**Records from a collection**
---+---
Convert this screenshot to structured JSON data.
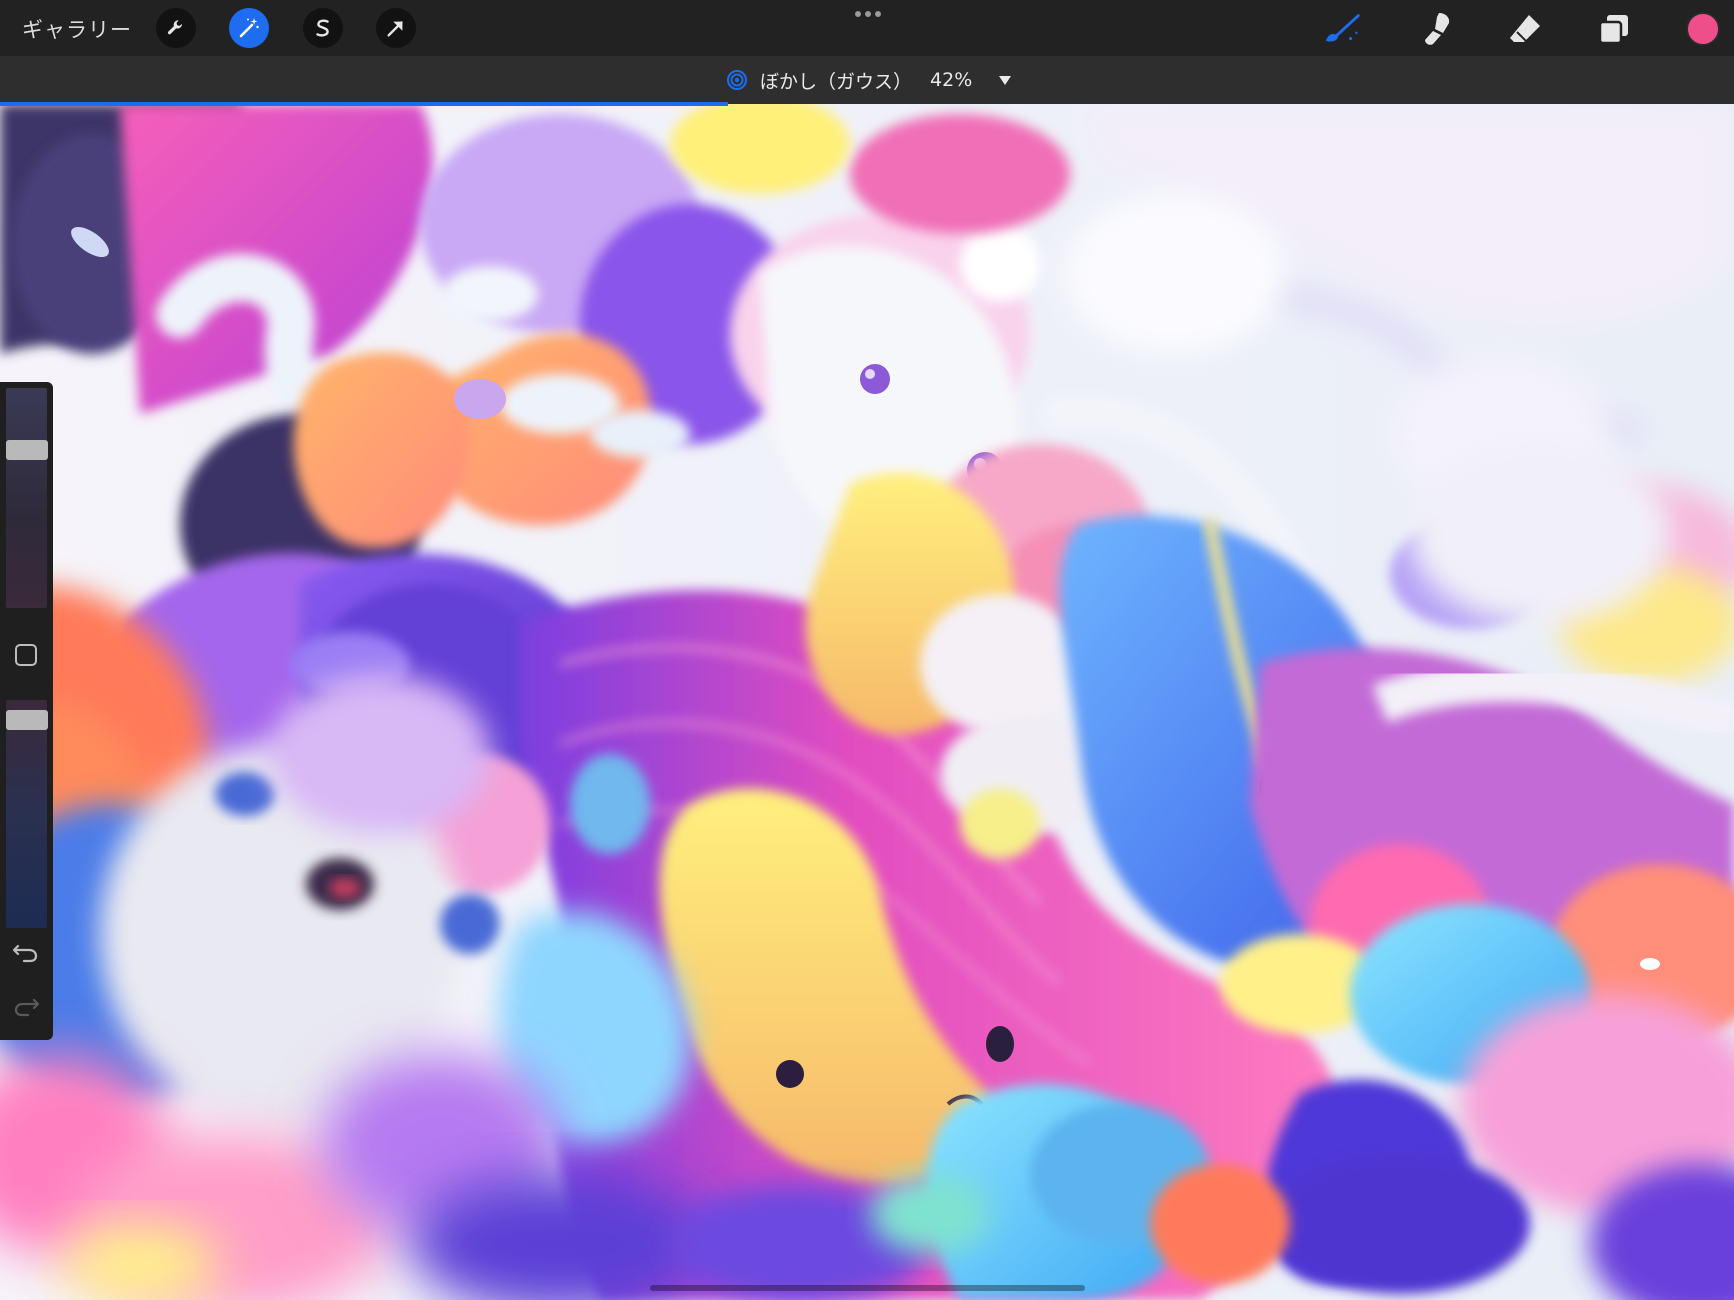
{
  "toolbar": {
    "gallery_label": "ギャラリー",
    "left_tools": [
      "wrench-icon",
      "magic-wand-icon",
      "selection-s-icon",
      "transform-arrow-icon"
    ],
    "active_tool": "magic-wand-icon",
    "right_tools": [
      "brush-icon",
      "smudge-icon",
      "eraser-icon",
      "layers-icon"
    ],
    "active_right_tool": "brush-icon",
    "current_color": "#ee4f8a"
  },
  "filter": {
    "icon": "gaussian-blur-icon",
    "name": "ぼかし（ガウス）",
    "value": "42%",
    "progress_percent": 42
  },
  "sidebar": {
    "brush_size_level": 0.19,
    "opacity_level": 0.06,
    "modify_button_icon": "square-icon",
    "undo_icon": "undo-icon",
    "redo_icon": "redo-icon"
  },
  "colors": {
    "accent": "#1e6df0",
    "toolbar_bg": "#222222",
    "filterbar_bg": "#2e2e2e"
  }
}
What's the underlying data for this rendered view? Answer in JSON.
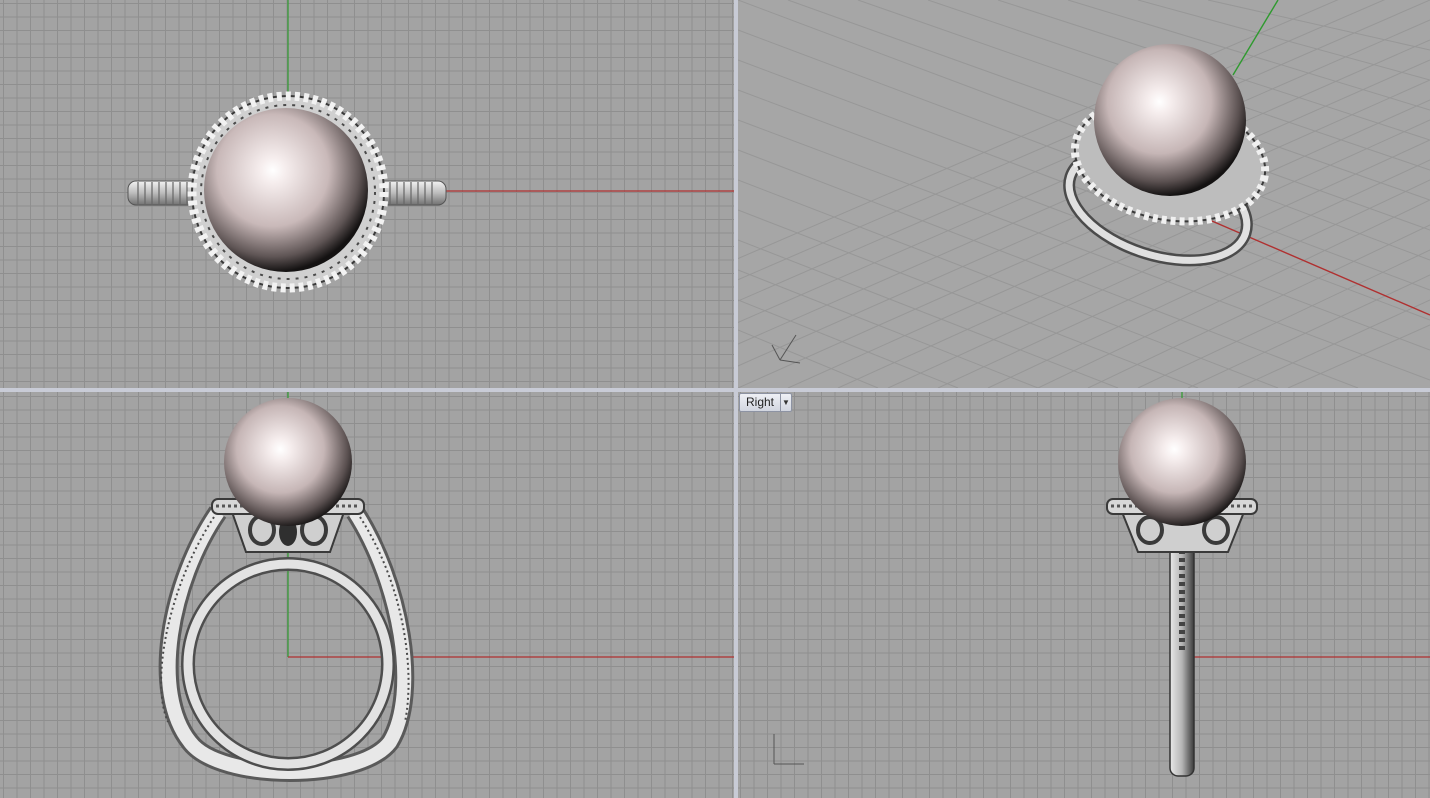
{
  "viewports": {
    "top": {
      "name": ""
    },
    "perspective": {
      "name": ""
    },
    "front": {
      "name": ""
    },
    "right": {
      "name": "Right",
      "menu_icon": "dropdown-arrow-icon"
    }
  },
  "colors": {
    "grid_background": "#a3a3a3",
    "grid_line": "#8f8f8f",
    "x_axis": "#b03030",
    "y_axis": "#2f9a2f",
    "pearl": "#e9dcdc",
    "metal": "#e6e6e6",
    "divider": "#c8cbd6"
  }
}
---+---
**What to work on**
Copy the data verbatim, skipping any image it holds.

**Answer box**
Convert this screenshot to structured JSON data.
{
  "toolbar": {
    "gallery_label": "ギャラリー",
    "left_tools": [
      "wrench-icon",
      "magic-wand-icon",
      "selection-s-icon",
      "transform-arrow-icon"
    ],
    "active_tool": "magic-wand-icon",
    "right_tools": [
      "brush-icon",
      "smudge-icon",
      "eraser-icon",
      "layers-icon"
    ],
    "active_right_tool": "brush-icon",
    "current_color": "#ee4f8a"
  },
  "filter": {
    "icon": "gaussian-blur-icon",
    "name": "ぼかし（ガウス）",
    "value": "42%",
    "progress_percent": 42
  },
  "sidebar": {
    "brush_size_level": 0.19,
    "opacity_level": 0.06,
    "modify_button_icon": "square-icon",
    "undo_icon": "undo-icon",
    "redo_icon": "redo-icon"
  },
  "colors": {
    "accent": "#1e6df0",
    "toolbar_bg": "#222222",
    "filterbar_bg": "#2e2e2e"
  }
}
What's the underlying data for this rendered view? Answer in JSON.
{
  "viewports": {
    "top": {
      "name": ""
    },
    "perspective": {
      "name": ""
    },
    "front": {
      "name": ""
    },
    "right": {
      "name": "Right",
      "menu_icon": "dropdown-arrow-icon"
    }
  },
  "colors": {
    "grid_background": "#a3a3a3",
    "grid_line": "#8f8f8f",
    "x_axis": "#b03030",
    "y_axis": "#2f9a2f",
    "pearl": "#e9dcdc",
    "metal": "#e6e6e6",
    "divider": "#c8cbd6"
  }
}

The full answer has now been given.